[THE PROBLEM]:
Copy every line from the records that holds the word "name".

Entries taken from a collection:
============================================================

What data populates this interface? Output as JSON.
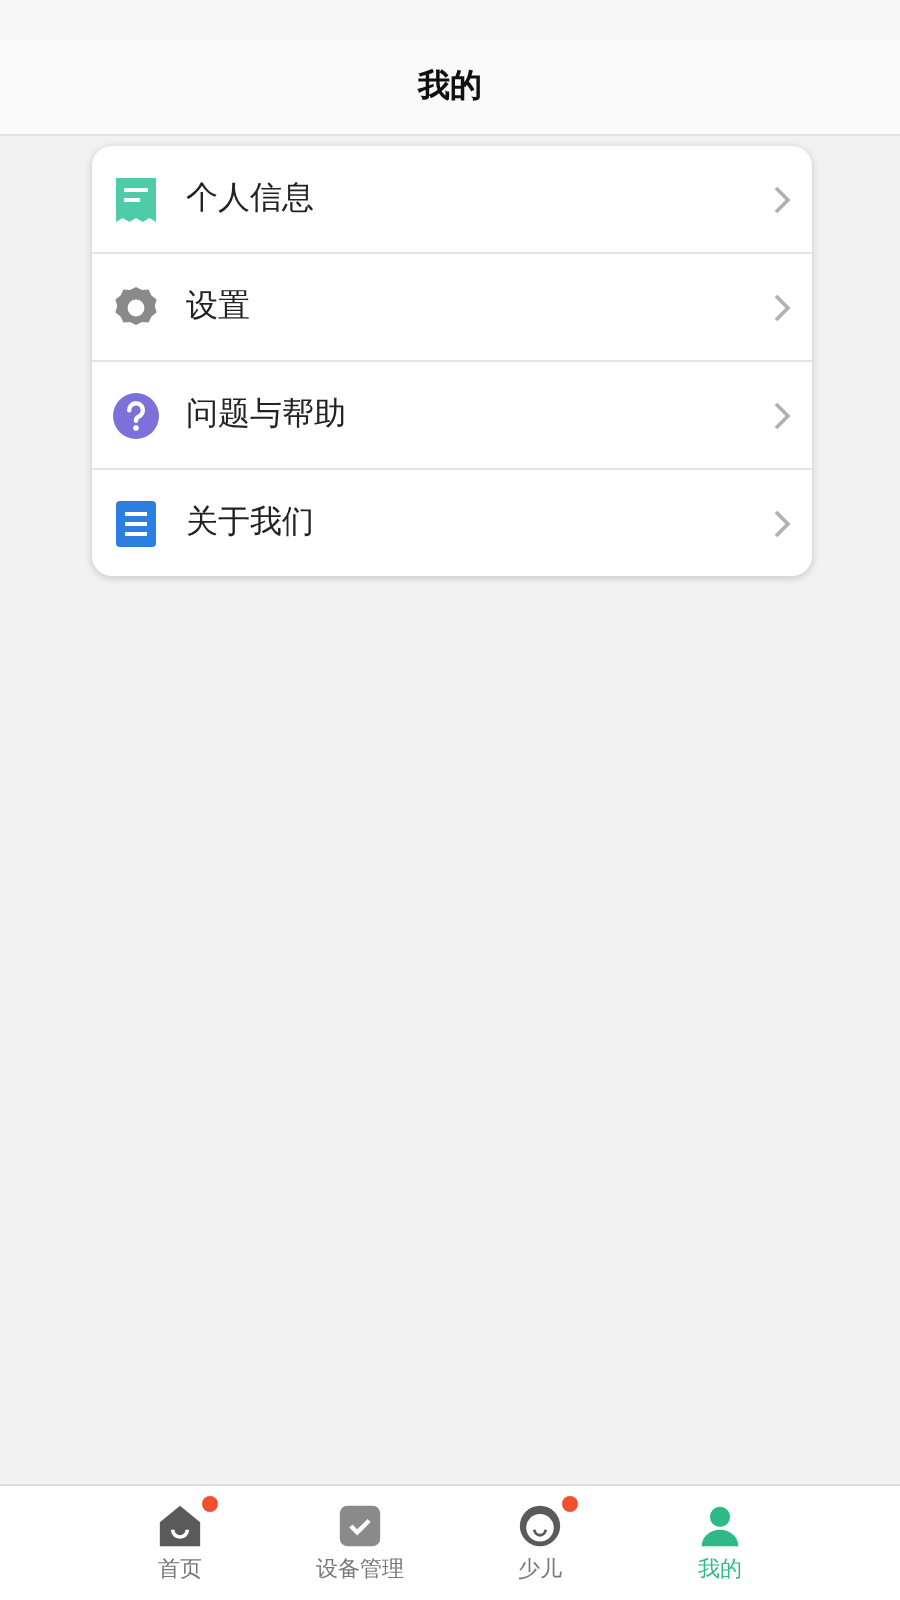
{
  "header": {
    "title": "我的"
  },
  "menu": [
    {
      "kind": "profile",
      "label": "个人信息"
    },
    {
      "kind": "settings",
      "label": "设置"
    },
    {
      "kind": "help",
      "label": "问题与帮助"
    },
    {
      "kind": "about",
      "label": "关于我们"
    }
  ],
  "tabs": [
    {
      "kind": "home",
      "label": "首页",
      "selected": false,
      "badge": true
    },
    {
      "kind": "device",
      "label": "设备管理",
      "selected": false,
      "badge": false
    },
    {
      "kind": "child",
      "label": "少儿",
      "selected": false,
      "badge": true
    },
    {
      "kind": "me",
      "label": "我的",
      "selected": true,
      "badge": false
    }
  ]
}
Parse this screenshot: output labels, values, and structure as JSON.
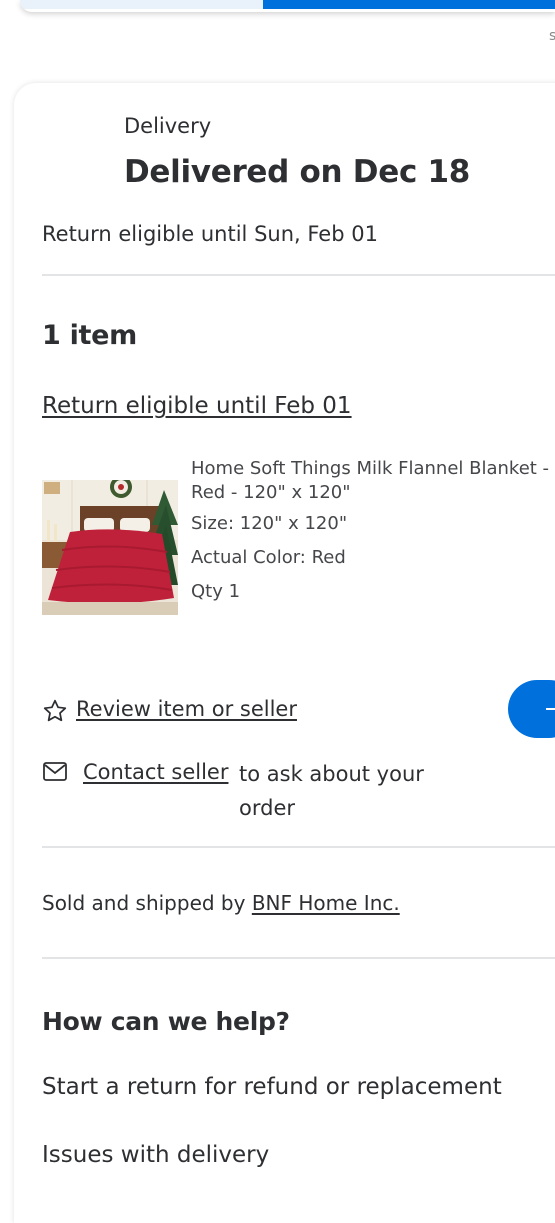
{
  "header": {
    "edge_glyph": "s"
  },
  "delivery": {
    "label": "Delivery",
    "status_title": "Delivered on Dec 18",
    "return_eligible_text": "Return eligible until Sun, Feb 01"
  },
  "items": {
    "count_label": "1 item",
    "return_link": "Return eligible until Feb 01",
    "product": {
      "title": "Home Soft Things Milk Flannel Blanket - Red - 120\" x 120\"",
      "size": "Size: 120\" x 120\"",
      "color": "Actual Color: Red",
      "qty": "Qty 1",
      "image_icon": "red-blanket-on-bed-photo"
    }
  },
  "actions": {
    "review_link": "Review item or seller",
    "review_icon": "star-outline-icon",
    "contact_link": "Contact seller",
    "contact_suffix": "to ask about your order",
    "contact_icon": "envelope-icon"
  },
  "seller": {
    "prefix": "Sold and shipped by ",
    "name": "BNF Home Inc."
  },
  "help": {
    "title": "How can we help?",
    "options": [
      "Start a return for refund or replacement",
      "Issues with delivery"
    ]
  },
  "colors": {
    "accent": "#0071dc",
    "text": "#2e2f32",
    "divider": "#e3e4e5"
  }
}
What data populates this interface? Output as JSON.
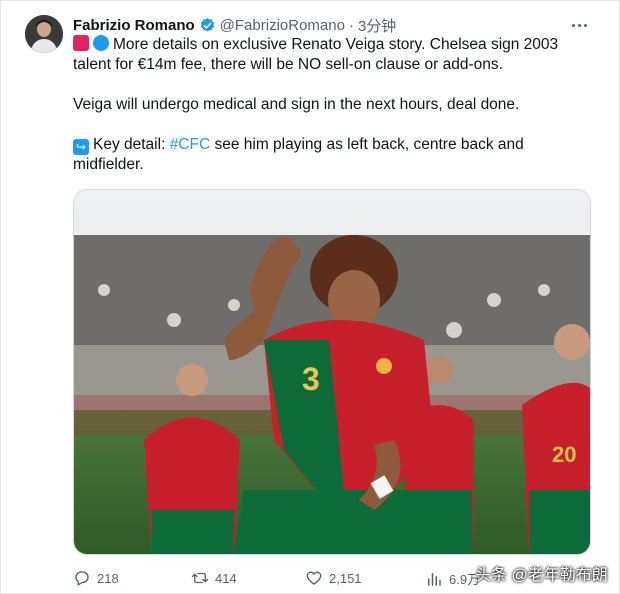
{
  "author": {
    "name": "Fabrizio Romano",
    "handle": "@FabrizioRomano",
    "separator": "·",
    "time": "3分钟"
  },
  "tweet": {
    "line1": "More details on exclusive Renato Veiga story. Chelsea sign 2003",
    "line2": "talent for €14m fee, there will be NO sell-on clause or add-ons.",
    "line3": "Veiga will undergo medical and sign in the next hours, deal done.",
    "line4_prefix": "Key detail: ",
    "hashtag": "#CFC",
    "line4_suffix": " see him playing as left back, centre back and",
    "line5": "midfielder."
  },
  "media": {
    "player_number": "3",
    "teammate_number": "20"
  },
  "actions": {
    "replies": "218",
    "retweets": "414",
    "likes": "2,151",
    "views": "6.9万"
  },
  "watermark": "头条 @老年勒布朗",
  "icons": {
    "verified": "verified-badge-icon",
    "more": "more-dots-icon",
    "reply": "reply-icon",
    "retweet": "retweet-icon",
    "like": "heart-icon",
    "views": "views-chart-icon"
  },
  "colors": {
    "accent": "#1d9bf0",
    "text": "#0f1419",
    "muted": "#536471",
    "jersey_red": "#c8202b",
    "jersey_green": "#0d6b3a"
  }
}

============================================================

[RESPONSE BELOW]:
    "name": "BNF Home Inc."
    "name": "Fabrizio Romano",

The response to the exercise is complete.